We returned to Uxbridge and the Saturday were up early and on the coach by 07.30 with all of our No1 uniforms and highly polished shoes. On arrival at the Albert Hall I met some of our cadets who where helping out at the Ceremony and the dress rehearsal began. Unfortunately for the Fg Off leading the Axillaries we were dress in No 2 uniform, which irritated the GSM no end and he made his views perfectly clear as to his displeasure to the under pressure Fg Off! However our descent of the stairs went well, and the practise went well. It was extremely moving to see both the War Widows and the Chelsea Pensioners taking part, both groups having the rest of the participants standing to attention as they marched across the floor. In addition the father and twin brother of Cpl Rigby of The Rifles, who was killed in Iraq on their birthday gave the opening address and carried the Torch of Remembrance
After lunch it was into No1s ready for the matinee performance. The amount of medals worn by the RAF and Axillaries was extremely impressive and spoke volumes of their service in the trouble spots of the world, especially for those who grew in the Cold War to whom most servicemen has at most a Northern Ireland and Long Service medals.
As we mustered at the foyer we were in company with the Army contingents, including the Guards in their bearskins, and L/Cpl Michelle Norris who was the first female to win the Military Cross, in Iraq in 2006, at the age of 18.
The music swelled and we were dispatched down the stairs, however I was going to fast but fortunately the Pilot Officer was able to make up the distance and we hit the floor together and in step. After the performance we got some dinner, had a drink and got our kit prepared for the evening performance.

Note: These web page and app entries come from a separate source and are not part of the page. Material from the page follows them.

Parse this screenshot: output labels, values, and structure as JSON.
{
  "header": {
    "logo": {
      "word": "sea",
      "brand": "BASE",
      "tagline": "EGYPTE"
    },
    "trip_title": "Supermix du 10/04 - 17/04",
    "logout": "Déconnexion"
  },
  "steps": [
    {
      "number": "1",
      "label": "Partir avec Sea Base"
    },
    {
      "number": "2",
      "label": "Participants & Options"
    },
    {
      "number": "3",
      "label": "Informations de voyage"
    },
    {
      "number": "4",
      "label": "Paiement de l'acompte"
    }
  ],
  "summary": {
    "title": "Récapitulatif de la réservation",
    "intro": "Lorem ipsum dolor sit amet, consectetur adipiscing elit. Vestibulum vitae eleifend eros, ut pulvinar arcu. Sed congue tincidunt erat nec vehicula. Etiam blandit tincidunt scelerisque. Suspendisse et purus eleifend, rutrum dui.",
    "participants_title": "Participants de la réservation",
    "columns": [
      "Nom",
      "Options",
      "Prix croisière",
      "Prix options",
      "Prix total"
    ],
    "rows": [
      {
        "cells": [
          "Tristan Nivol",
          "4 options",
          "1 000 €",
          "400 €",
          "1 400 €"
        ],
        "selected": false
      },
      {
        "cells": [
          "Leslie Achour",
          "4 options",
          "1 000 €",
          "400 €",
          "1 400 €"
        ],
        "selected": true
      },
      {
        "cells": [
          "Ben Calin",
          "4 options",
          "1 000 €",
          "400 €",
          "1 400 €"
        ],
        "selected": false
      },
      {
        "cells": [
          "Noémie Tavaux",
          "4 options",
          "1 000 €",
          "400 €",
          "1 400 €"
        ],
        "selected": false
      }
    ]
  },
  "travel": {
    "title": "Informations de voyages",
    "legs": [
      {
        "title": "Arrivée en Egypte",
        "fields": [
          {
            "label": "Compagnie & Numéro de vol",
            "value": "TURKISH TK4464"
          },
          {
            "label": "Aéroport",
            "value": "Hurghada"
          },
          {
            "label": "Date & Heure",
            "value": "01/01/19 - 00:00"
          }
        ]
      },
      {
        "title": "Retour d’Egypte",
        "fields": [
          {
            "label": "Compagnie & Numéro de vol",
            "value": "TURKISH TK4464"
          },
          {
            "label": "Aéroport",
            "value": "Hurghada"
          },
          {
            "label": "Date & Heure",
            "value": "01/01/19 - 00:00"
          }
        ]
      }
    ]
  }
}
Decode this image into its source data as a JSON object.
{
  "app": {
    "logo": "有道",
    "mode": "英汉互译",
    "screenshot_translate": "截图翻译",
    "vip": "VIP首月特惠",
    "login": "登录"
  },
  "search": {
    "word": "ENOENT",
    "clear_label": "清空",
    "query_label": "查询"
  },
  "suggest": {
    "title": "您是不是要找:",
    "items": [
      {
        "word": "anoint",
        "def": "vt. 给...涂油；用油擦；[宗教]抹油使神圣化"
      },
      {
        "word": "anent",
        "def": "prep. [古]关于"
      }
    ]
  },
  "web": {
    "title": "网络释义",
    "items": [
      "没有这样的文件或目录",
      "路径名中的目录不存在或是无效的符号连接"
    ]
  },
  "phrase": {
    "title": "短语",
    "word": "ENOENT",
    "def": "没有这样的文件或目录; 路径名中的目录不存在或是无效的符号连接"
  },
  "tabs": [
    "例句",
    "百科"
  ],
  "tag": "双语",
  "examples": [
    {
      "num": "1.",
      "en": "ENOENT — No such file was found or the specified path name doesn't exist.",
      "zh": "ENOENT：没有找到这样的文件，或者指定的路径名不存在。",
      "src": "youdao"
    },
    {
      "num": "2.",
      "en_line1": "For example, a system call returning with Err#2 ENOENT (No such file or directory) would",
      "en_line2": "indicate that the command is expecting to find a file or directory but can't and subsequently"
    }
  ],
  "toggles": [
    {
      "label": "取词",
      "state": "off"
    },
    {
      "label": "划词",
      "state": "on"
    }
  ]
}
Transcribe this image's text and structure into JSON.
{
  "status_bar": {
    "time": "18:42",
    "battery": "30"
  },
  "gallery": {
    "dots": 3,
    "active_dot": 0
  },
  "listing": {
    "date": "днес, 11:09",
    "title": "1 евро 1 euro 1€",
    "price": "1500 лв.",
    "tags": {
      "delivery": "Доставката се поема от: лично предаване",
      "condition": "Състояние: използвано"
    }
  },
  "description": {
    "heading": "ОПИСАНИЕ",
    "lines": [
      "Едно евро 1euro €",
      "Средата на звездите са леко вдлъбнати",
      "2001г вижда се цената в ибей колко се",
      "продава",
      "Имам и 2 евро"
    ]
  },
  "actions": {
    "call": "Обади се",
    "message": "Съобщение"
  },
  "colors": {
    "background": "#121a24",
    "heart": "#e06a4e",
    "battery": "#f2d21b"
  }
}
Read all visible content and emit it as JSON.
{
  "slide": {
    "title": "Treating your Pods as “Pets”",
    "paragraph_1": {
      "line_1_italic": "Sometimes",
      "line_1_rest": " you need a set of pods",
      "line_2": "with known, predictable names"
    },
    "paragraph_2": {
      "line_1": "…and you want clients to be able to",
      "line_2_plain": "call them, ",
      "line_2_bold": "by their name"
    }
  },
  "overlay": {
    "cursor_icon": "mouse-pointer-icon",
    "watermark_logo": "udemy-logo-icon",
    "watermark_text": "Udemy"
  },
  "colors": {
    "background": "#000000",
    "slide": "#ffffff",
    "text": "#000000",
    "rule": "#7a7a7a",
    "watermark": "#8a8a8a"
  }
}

This was the big one, with the Queen, Prince Phillip, Prince Charles and Camilla in attendance. Waiting outside was somewhat nerve-wracking; especially as if it went wrong I would be on national television. Once again the GSM dispatched us and this time I wasn’t too fast and was in step, and the camera recorded out descent down the stairs and onto the parade. It was a feeling of relief and pride to have got it right. The rest of the service followed with the silence and the fall of the poppies and then three thunderous cheers for the Queen. Fortunately two of the cadets, Cpl Nicklen and Cdt Beveridge were also on the parade and able to fully participate in this event.
This was a once in a lifetime opportunity and very enjoyable, as well as being incredibly moving and poignant, and I was proud to be a small part in this national occasion.
Hopefully the photo, which shows the OC and the UAS Officer about to be dispatched down the stairs by the GSM, will be replaced by one of better quality soon!